Macrium Reflect 4.2 review
You may not have heard of Macrium Reflect. In a market dominated by giants such as Norton and Acronis, Macrium’s shareware roots mean it certainly lacks the polish and range of features offered by its rivals. But take a chance, invest a little time and you’ll find a surprisingly powerful piece of backup software.
Many of the features common to glossier software are present, but perhaps not in a form you will recognise. Basic backups are pretty much as expected, with the choice of full, differential or incremental methods. Choose to back up files and folders, or full partitions and drives; and specific file types can be excluded or included as required.
Three levels of compression can be applied – Macrium’s claims of using the fastest available compression method were supported by very rapid backups throughout our testing.
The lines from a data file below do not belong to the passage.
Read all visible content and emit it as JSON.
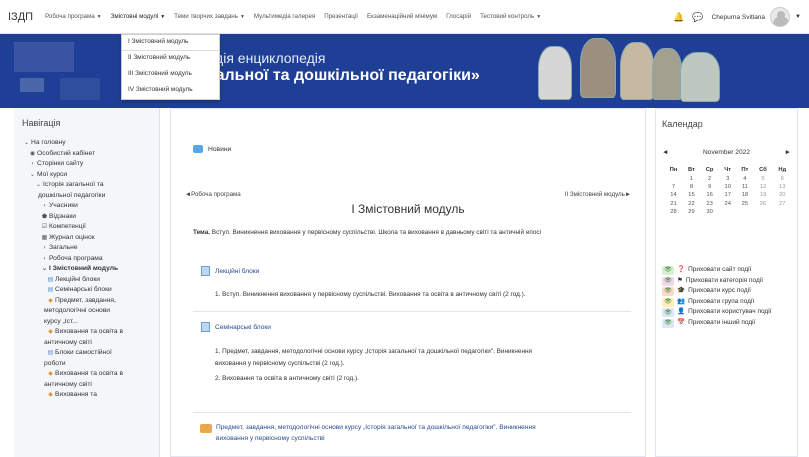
{
  "topnav": {
    "brand": "ІЗДП",
    "items": [
      {
        "label": "Робоча програма",
        "caret": true
      },
      {
        "label": "Змістовні модулі",
        "caret": true
      },
      {
        "label": "Теми творчих завдань",
        "caret": true
      },
      {
        "label": "Мультимедіа галерея",
        "caret": false
      },
      {
        "label": "Презентації",
        "caret": false
      },
      {
        "label": "Екзаменаційний мінімум",
        "caret": false
      },
      {
        "label": "Глосарій",
        "caret": false
      },
      {
        "label": "Тестовий контроль",
        "caret": true
      }
    ],
    "username": "Chepurna Svitlana"
  },
  "dropdown": {
    "items": [
      "І Змістовний модуль",
      "ІІ Змістовний модуль",
      "ІІІ Змістовний модуль",
      "ІV Змістовний модуль"
    ]
  },
  "banner": {
    "line1": "педія енциклопедія",
    "line2": "агальної та дошкільної педагогіки»"
  },
  "left": {
    "title": "Навігація",
    "tree": [
      {
        "indent": 0,
        "icon": "v",
        "label": "На головну"
      },
      {
        "indent": 1,
        "icon": "dashboard",
        "label": "Особистий кабінет"
      },
      {
        "indent": 1,
        "icon": ">",
        "label": "Сторінки сайту"
      },
      {
        "indent": 1,
        "icon": "v",
        "label": "Мої курси"
      },
      {
        "indent": 2,
        "icon": "v",
        "label": "Історія загальної та"
      },
      {
        "indent": 2,
        "icon": "",
        "label": "дошкільної педагогіки"
      },
      {
        "indent": 3,
        "icon": ">",
        "label": "Учасники"
      },
      {
        "indent": 3,
        "icon": "badge",
        "label": "Відзнаки"
      },
      {
        "indent": 3,
        "icon": "check",
        "label": "Компетенції"
      },
      {
        "indent": 3,
        "icon": "grid",
        "label": "Журнал оцінок"
      },
      {
        "indent": 3,
        "icon": ">",
        "label": "Загальне"
      },
      {
        "indent": 3,
        "icon": ">",
        "label": "Робоча програма"
      },
      {
        "indent": 3,
        "icon": "v",
        "label": "І Змістовний модуль",
        "bold": true
      },
      {
        "indent": 4,
        "icon": "page",
        "label": "Лекційні блоки"
      },
      {
        "indent": 4,
        "icon": "page",
        "label": "Семінарські блоки"
      },
      {
        "indent": 4,
        "icon": "res",
        "label": "Предмет, завдання,"
      },
      {
        "indent": 3,
        "icon": "",
        "label": "методологічні основи"
      },
      {
        "indent": 3,
        "icon": "",
        "label": "курсу „Іст..."
      },
      {
        "indent": 4,
        "icon": "res",
        "label": "Виховання та освіта в"
      },
      {
        "indent": 3,
        "icon": "",
        "label": "античному світі"
      },
      {
        "indent": 4,
        "icon": "page",
        "label": "Блоки самостійної"
      },
      {
        "indent": 3,
        "icon": "",
        "label": "роботи"
      },
      {
        "indent": 4,
        "icon": "res",
        "label": "Виховання та освіта в"
      },
      {
        "indent": 3,
        "icon": "",
        "label": "античному світі"
      },
      {
        "indent": 4,
        "icon": "res",
        "label": "Виховання та"
      }
    ]
  },
  "main": {
    "news": "Новини",
    "prev": "◄Робоча програма",
    "next": "ІІ Змістовний модуль►",
    "section_title": "І Змістовний модуль",
    "theme_label": "Тема.",
    "theme_text": " Вступ. Виникнення виховання у  первісному суспільстві. Школа та виховання в давньому світі та античній епосі",
    "lectures_title": "Лекційні блоки",
    "lectures_item": "1. Вступ. Виникнення виховання у первісному  суспільстві.  Виховання  та освіта в античному світі (2 год.).",
    "seminars_title": "Семінарські блоки",
    "seminars_item1_line1": "1. Предмет, завдання, методологічні основи курсу „Історія загальної та дошкільної педагогіки\". Виникнення",
    "seminars_item1_line2": "виховання у первісному суспільстві (2 год.).",
    "seminars_item2": "2. Виховання та освіта в античному  світі (2 год.).",
    "resource_line1": "Предмет, завдання, методологічні основи курсу „Історія загальної та дошкільної педагогіки\". Виникнення",
    "resource_line2": "виховання у первісному суспільстві"
  },
  "right": {
    "title": "Календар",
    "month": "November 2022",
    "prev": "◄",
    "next": "►",
    "weekdays": [
      "Пн",
      "Вт",
      "Ср",
      "Чт",
      "Пт",
      "Сб",
      "Нд"
    ],
    "weeks": [
      [
        "",
        "1",
        "2",
        "3",
        "4",
        "5",
        "6"
      ],
      [
        "7",
        "8",
        "9",
        "10",
        "11",
        "12",
        "13"
      ],
      [
        "14",
        "15",
        "16",
        "17",
        "18",
        "19",
        "20"
      ],
      [
        "21",
        "22",
        "23",
        "24",
        "25",
        "26",
        "27"
      ],
      [
        "28",
        "29",
        "30",
        "",
        "",
        "",
        ""
      ]
    ],
    "events": [
      {
        "color": "#d7f0d2",
        "sym": "❓",
        "label": "Приховати сайт події"
      },
      {
        "color": "#f2d6ea",
        "sym": "⚑",
        "label": "Приховати категорія події"
      },
      {
        "color": "#fbd9c4",
        "sym": "🎓",
        "label": "Приховати курс події"
      },
      {
        "color": "#fff0b8",
        "sym": "👥",
        "label": "Приховати група події"
      },
      {
        "color": "#dbe7f6",
        "sym": "👤",
        "label": "Приховати користувач події"
      },
      {
        "color": "#dbe7f6",
        "sym": "📅",
        "label": "Приховати інший події"
      }
    ]
  }
}
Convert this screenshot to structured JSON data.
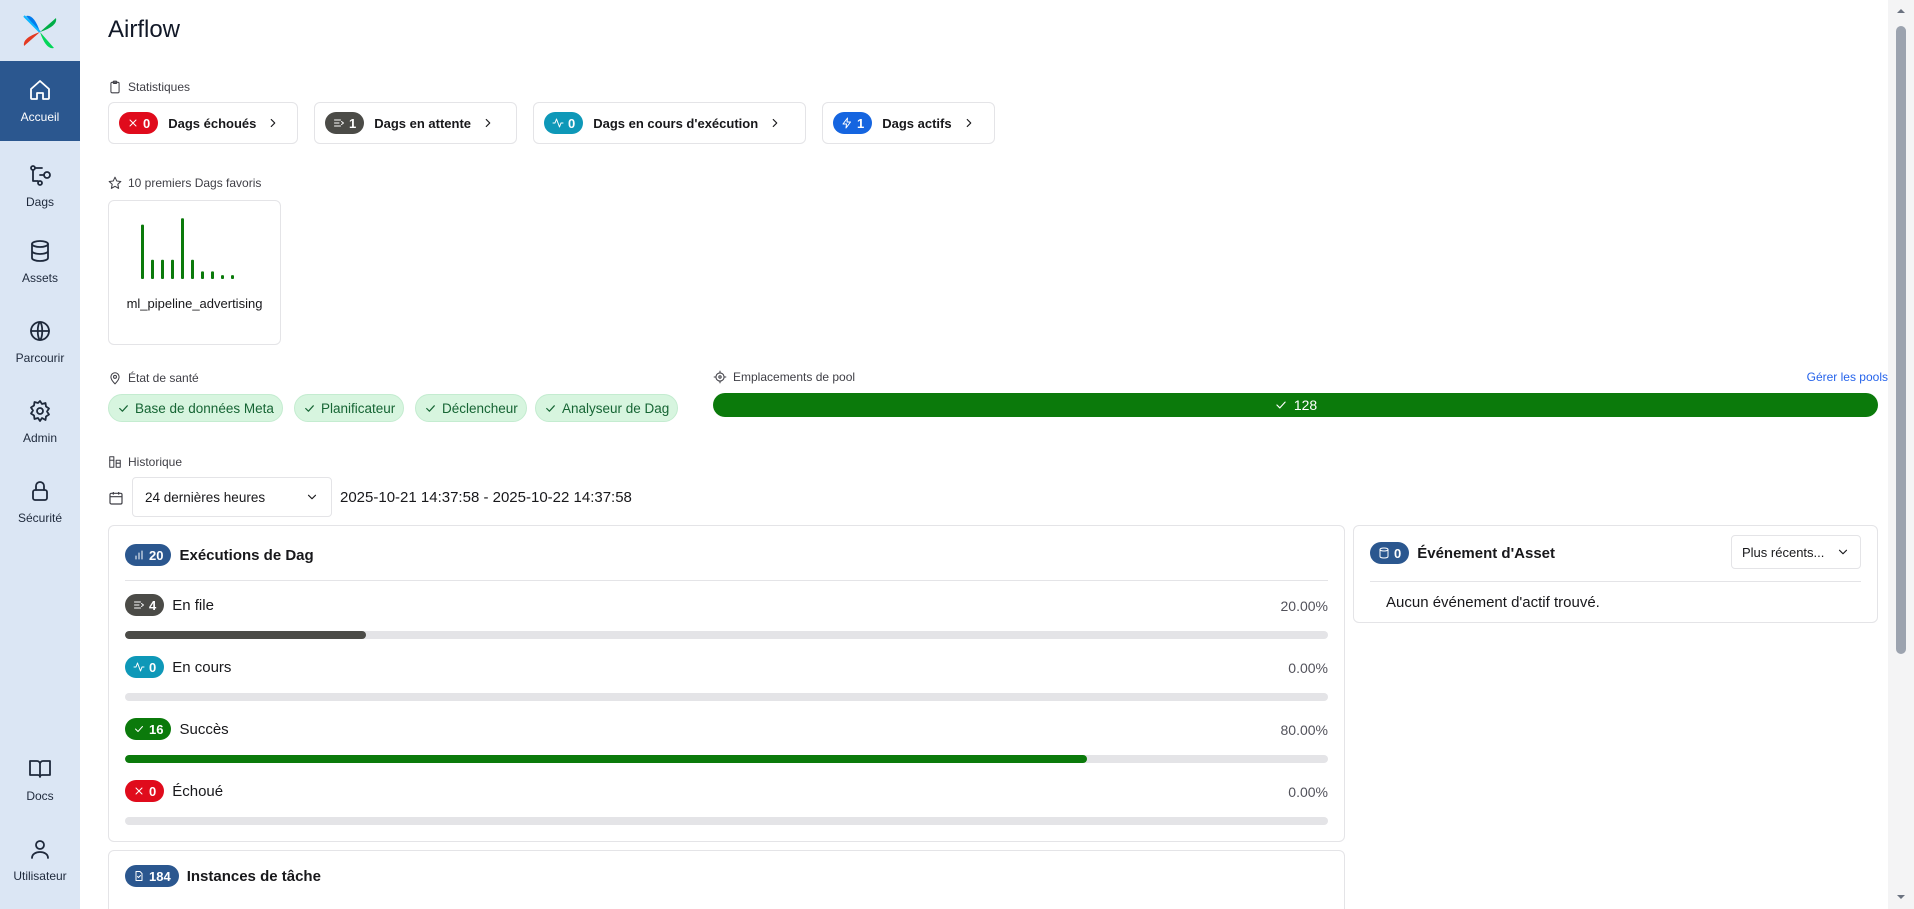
{
  "app": {
    "title": "Airflow"
  },
  "sidebar": {
    "items": [
      {
        "label": "Accueil",
        "icon": "home-icon",
        "active": true
      },
      {
        "label": "Dags",
        "icon": "dags-icon"
      },
      {
        "label": "Assets",
        "icon": "database-icon"
      },
      {
        "label": "Parcourir",
        "icon": "globe-icon"
      },
      {
        "label": "Admin",
        "icon": "gear-icon"
      },
      {
        "label": "Sécurité",
        "icon": "lock-icon"
      },
      {
        "label": "Docs",
        "icon": "book-icon"
      },
      {
        "label": "Utilisateur",
        "icon": "user-icon"
      }
    ]
  },
  "stats": {
    "label": "Statistiques",
    "cards": [
      {
        "count": "0",
        "label": "Dags échoués",
        "color": "#e00b1c",
        "icon": "x-icon"
      },
      {
        "count": "1",
        "label": "Dags en attente",
        "color": "#4b4b47",
        "icon": "queue-icon"
      },
      {
        "count": "0",
        "label": "Dags en cours d'exécution",
        "color": "#0e98b8",
        "icon": "activity-icon"
      },
      {
        "count": "1",
        "label": "Dags actifs",
        "color": "#1565e0",
        "icon": "bolt-icon"
      }
    ]
  },
  "favorites": {
    "label": "10 premiers Dags favoris",
    "dags": [
      {
        "name": "ml_pipeline_advertising",
        "recent_runs": [
          0.85,
          0.3,
          0.3,
          0.3,
          0.95,
          0.3,
          0.12,
          0.12,
          0.06,
          0.06
        ]
      }
    ]
  },
  "health": {
    "label": "État de santé",
    "items": [
      "Base de données Meta",
      "Planificateur",
      "Déclencheur",
      "Analyseur de Dag"
    ]
  },
  "pool": {
    "label": "Emplacements de pool",
    "manage_link": "Gérer les pools",
    "value": "128",
    "color": "#0b7a0b"
  },
  "history": {
    "label": "Historique",
    "range_select": "24 dernières heures",
    "range_text": "2025-10-21 14:37:58 - 2025-10-22 14:37:58"
  },
  "dag_runs": {
    "title": "Exécutions de Dag",
    "total": "20",
    "rows": [
      {
        "count": "4",
        "label": "En file",
        "pct": "20.00%",
        "fraction": 0.2,
        "color": "#4b4b47",
        "icon": "queue-icon"
      },
      {
        "count": "0",
        "label": "En cours",
        "pct": "0.00%",
        "fraction": 0.0,
        "color": "#0e98b8",
        "icon": "activity-icon"
      },
      {
        "count": "16",
        "label": "Succès",
        "pct": "80.00%",
        "fraction": 0.8,
        "color": "#0b7a0b",
        "icon": "check-icon"
      },
      {
        "count": "0",
        "label": "Échoué",
        "pct": "0.00%",
        "fraction": 0.0,
        "color": "#e00b1c",
        "icon": "x-icon"
      }
    ]
  },
  "asset_events": {
    "title": "Événement d'Asset",
    "count": "0",
    "sort_select": "Plus récents...",
    "empty_text": "Aucun événement d'actif trouvé."
  },
  "task_instances": {
    "title": "Instances de tâche",
    "total": "184"
  }
}
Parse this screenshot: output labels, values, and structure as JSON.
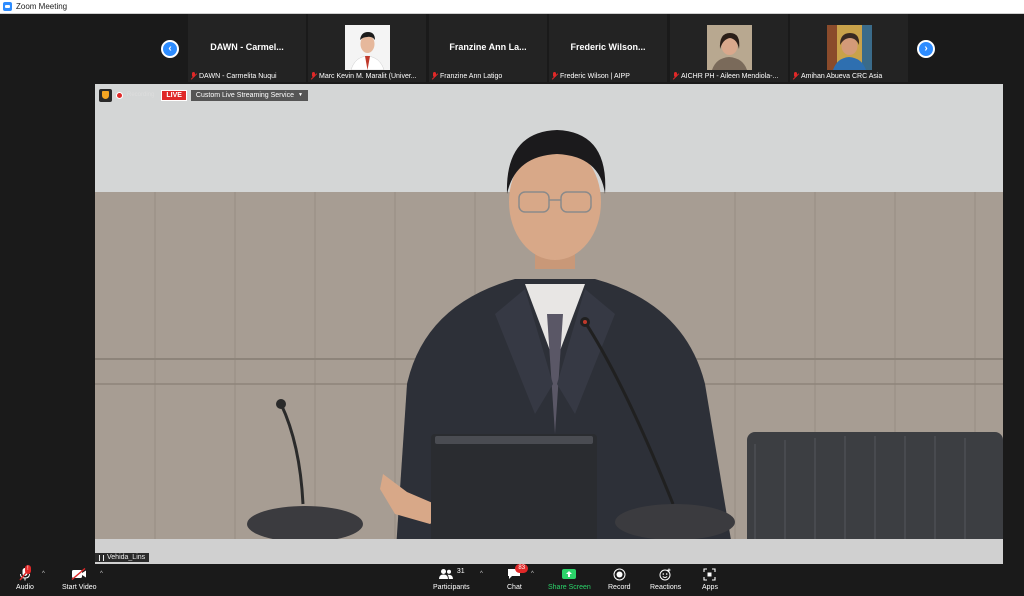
{
  "window": {
    "title": "Zoom Meeting"
  },
  "participants_strip": [
    {
      "display": "DAWN - Carmel...",
      "caption": "DAWN - Carmelita Nuqui",
      "has_photo": false
    },
    {
      "display": "",
      "caption": "Marc Kevin M. Maralit (Univer...",
      "has_photo": true
    },
    {
      "display": "Franzine Ann La...",
      "caption": "Franzine Ann Latigo",
      "has_photo": false
    },
    {
      "display": "Frederic Wilson...",
      "caption": "Frederic Wilson | AIPP",
      "has_photo": false
    },
    {
      "display": "",
      "caption": "AICHR PH - Aileen Mendiola-...",
      "has_photo": true
    },
    {
      "display": "",
      "caption": "Amihan Abueva CRC Asia",
      "has_photo": true
    }
  ],
  "recording": {
    "status": "Recording",
    "live_label": "LIVE",
    "stream_service": "Custom Live Streaming Service"
  },
  "active_speaker": {
    "name": "Vehida_Lins"
  },
  "toolbar": {
    "audio": "Audio",
    "start_video": "Start Video",
    "participants": "Participants",
    "participants_count": "31",
    "chat": "Chat",
    "chat_badge": "83",
    "share_screen": "Share Screen",
    "record": "Record",
    "reactions": "Reactions",
    "apps": "Apps"
  },
  "colors": {
    "accent": "#2d8cff",
    "live": "#e02828",
    "share": "#2bd46a"
  }
}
File sizes can be set and the backup split if necessary, while password protection can utilise 128, 192 or 256-bit AES encryption for impressive security.
The differences from the big guns become evident at this point, as the backup set is then saved as an industry-standard XML Backup Definition file. Right-click on it and select the option to generate a VBScript file: this allows the usual tick-box application of advanced options such as logging, auto-shutdown, email integration and automated task execution upon start or completion of the backup.
There’s an option to automatically handle Vista’s annoying UAC interruptions (if you haven’t already disabled UAC), and a full schedule can be set with the usual daily, weekly and monthly options. But the best part is that if you know VBScript, you can edit the raw file yourself, adding in pretty much any tasks or tweaks you can think of. The combined backup set and VBScript options can be run from within Macrium Reflect, but the utility can also generate MS-DOS batch files, as well as desktop shortcuts, for individual backup tasks.
Restoration is simple enough, and you can browse your backups by mounting the complete original file structure of the set as a new disk within Explorer (Reflect does this for you with one click). At the moment you need Reflect installed, but Macrium plans to release a Windows plugin later in the year to allow browsing without the software. When you’re done, just choose to “detach” the backup and the disk disappears from Explorer.
As well as the now obligatory boot menu option, a recovery CD/DVD or ISO image can be burned, and – in one of Macrium’s best features – three choices are available. The disc can boot your PC into Microsoft’s Windows PE (pre-installation environment) 2.0, which requires 500MB of memory and is intended for Vista users. But our experiences have shown that XP users may have difficulty getting this up and running, so Reflect also supports the less intensive BartPE and even a Linux-based environment, all of which can perform your basic restore functions without the need to boot into the OS.
It’s this flexibility that marks Reflect out from the crowd and should give it significant appeal for those who like a bit more control over their backup software. It can’t match the A-Listed Acronis True Image 11 with its more novice-friendly interface and vast range of additional features, but if you just want a streamlined, uncluttered and efficient backup utility, look no further than Macrium Reflect 4.2.